• **Directions**
Each line of the listing below must be returned exactly.

□ □ □

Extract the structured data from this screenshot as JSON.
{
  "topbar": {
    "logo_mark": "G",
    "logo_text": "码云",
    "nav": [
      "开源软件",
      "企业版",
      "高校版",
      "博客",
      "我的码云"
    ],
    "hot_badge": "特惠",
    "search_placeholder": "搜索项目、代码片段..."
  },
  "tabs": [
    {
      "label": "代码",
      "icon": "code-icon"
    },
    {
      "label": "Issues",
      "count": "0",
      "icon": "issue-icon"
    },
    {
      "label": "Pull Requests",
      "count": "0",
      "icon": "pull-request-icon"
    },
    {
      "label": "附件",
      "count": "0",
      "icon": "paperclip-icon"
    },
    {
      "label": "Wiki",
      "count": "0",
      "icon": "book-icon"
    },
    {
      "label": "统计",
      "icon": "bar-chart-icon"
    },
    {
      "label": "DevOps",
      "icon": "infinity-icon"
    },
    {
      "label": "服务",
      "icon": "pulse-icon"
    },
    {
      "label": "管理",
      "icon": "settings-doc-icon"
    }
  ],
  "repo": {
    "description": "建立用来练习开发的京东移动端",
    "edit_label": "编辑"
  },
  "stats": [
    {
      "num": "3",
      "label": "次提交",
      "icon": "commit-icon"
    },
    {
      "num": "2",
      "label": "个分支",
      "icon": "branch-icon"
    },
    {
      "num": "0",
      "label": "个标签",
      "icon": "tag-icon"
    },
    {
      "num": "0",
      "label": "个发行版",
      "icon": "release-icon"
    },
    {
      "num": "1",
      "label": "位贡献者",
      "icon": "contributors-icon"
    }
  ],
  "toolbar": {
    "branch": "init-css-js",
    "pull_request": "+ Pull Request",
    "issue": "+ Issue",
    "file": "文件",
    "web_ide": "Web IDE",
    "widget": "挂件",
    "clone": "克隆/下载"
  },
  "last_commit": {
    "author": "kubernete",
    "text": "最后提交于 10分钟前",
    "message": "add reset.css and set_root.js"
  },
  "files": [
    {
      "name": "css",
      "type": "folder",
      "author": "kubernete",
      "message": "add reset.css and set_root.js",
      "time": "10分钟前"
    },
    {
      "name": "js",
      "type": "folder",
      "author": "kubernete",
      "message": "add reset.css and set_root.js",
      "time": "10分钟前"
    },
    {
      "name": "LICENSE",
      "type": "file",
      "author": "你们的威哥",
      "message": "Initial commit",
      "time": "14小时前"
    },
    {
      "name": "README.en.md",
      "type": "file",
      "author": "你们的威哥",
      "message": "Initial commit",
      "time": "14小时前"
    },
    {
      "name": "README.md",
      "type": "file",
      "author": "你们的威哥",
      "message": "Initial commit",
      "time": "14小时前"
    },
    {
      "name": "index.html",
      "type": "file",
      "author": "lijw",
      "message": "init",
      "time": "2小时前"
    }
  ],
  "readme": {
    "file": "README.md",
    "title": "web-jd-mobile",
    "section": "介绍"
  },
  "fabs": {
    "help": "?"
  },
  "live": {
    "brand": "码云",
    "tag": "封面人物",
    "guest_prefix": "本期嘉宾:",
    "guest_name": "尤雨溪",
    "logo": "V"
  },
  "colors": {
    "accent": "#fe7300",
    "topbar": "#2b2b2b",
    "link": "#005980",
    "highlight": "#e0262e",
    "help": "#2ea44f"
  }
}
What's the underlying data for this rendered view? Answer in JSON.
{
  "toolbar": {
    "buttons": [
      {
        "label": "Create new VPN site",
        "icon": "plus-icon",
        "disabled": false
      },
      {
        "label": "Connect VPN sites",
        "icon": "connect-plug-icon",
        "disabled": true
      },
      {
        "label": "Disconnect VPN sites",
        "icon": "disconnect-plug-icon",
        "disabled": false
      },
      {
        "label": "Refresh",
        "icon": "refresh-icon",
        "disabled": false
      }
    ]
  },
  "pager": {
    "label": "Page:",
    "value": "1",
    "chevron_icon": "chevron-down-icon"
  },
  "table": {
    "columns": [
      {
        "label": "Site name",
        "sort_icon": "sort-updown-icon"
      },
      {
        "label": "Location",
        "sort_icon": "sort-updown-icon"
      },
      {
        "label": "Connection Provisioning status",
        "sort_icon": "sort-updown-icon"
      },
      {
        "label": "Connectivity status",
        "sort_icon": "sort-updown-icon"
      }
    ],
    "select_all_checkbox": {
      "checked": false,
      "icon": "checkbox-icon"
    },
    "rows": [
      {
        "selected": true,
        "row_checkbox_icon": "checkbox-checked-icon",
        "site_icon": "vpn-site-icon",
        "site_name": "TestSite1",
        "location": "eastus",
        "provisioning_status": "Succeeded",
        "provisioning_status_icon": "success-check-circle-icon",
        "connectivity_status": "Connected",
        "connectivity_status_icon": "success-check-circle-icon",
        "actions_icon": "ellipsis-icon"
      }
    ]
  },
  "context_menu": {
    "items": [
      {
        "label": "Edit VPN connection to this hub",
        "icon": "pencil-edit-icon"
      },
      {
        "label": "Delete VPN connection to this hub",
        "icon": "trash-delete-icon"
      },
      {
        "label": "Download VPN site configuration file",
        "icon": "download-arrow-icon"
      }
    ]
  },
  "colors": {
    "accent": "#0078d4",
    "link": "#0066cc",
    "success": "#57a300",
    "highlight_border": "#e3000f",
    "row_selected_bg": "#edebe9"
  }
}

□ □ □

• **Reply to the task**
Extract the structured data from this screenshot as JSON.
{
  "topbar": {
    "logo_mark": "G",
    "logo_text": "码云",
    "nav": [
      "开源软件",
      "企业版",
      "高校版",
      "博客",
      "我的码云"
    ],
    "hot_badge": "特惠",
    "search_placeholder": "搜索项目、代码片段..."
  },
  "tabs": [
    {
      "label": "代码",
      "icon": "code-icon"
    },
    {
      "label": "Issues",
      "count": "0",
      "icon": "issue-icon"
    },
    {
      "label": "Pull Requests",
      "count": "0",
      "icon": "pull-request-icon"
    },
    {
      "label": "附件",
      "count": "0",
      "icon": "paperclip-icon"
    },
    {
      "label": "Wiki",
      "count": "0",
      "icon": "book-icon"
    },
    {
      "label": "统计",
      "icon": "bar-chart-icon"
    },
    {
      "label": "DevOps",
      "icon": "infinity-icon"
    },
    {
      "label": "服务",
      "icon": "pulse-icon"
    },
    {
      "label": "管理",
      "icon": "settings-doc-icon"
    }
  ],
  "repo": {
    "description": "建立用来练习开发的京东移动端",
    "edit_label": "编辑"
  },
  "stats": [
    {
      "num": "3",
      "label": "次提交",
      "icon": "commit-icon"
    },
    {
      "num": "2",
      "label": "个分支",
      "icon": "branch-icon"
    },
    {
      "num": "0",
      "label": "个标签",
      "icon": "tag-icon"
    },
    {
      "num": "0",
      "label": "个发行版",
      "icon": "release-icon"
    },
    {
      "num": "1",
      "label": "位贡献者",
      "icon": "contributors-icon"
    }
  ],
  "toolbar": {
    "branch": "init-css-js",
    "pull_request": "+ Pull Request",
    "issue": "+ Issue",
    "file": "文件",
    "web_ide": "Web IDE",
    "widget": "挂件",
    "clone": "克隆/下载"
  },
  "last_commit": {
    "author": "kubernete",
    "text": "最后提交于 10分钟前",
    "message": "add reset.css and set_root.js"
  },
  "files": [
    {
      "name": "css",
      "type": "folder",
      "author": "kubernete",
      "message": "add reset.css and set_root.js",
      "time": "10分钟前"
    },
    {
      "name": "js",
      "type": "folder",
      "author": "kubernete",
      "message": "add reset.css and set_root.js",
      "time": "10分钟前"
    },
    {
      "name": "LICENSE",
      "type": "file",
      "author": "你们的威哥",
      "message": "Initial commit",
      "time": "14小时前"
    },
    {
      "name": "README.en.md",
      "type": "file",
      "author": "你们的威哥",
      "message": "Initial commit",
      "time": "14小时前"
    },
    {
      "name": "README.md",
      "type": "file",
      "author": "你们的威哥",
      "message": "Initial commit",
      "time": "14小时前"
    },
    {
      "name": "index.html",
      "type": "file",
      "author": "lijw",
      "message": "init",
      "time": "2小时前"
    }
  ],
  "readme": {
    "file": "README.md",
    "title": "web-jd-mobile",
    "section": "介绍"
  },
  "fabs": {
    "help": "?"
  },
  "live": {
    "brand": "码云",
    "tag": "封面人物",
    "guest_prefix": "本期嘉宾:",
    "guest_name": "尤雨溪",
    "logo": "V"
  },
  "colors": {
    "accent": "#fe7300",
    "topbar": "#2b2b2b",
    "link": "#005980",
    "highlight": "#e0262e",
    "help": "#2ea44f"
  }
}
What's the underlying data for this rendered view? Answer in JSON.
{
  "toolbar": {
    "buttons": [
      {
        "label": "Create new VPN site",
        "icon": "plus-icon",
        "disabled": false
      },
      {
        "label": "Connect VPN sites",
        "icon": "connect-plug-icon",
        "disabled": true
      },
      {
        "label": "Disconnect VPN sites",
        "icon": "disconnect-plug-icon",
        "disabled": false
      },
      {
        "label": "Refresh",
        "icon": "refresh-icon",
        "disabled": false
      }
    ]
  },
  "pager": {
    "label": "Page:",
    "value": "1",
    "chevron_icon": "chevron-down-icon"
  },
  "table": {
    "columns": [
      {
        "label": "Site name",
        "sort_icon": "sort-updown-icon"
      },
      {
        "label": "Location",
        "sort_icon": "sort-updown-icon"
      },
      {
        "label": "Connection Provisioning status",
        "sort_icon": "sort-updown-icon"
      },
      {
        "label": "Connectivity status",
        "sort_icon": "sort-updown-icon"
      }
    ],
    "select_all_checkbox": {
      "checked": false,
      "icon": "checkbox-icon"
    },
    "rows": [
      {
        "selected": true,
        "row_checkbox_icon": "checkbox-checked-icon",
        "site_icon": "vpn-site-icon",
        "site_name": "TestSite1",
        "location": "eastus",
        "provisioning_status": "Succeeded",
        "provisioning_status_icon": "success-check-circle-icon",
        "connectivity_status": "Connected",
        "connectivity_status_icon": "success-check-circle-icon",
        "actions_icon": "ellipsis-icon"
      }
    ]
  },
  "context_menu": {
    "items": [
      {
        "label": "Edit VPN connection to this hub",
        "icon": "pencil-edit-icon"
      },
      {
        "label": "Delete VPN connection to this hub",
        "icon": "trash-delete-icon"
      },
      {
        "label": "Download VPN site configuration file",
        "icon": "download-arrow-icon"
      }
    ]
  },
  "colors": {
    "accent": "#0078d4",
    "link": "#0066cc",
    "success": "#57a300",
    "highlight_border": "#e3000f",
    "row_selected_bg": "#edebe9"
  }
}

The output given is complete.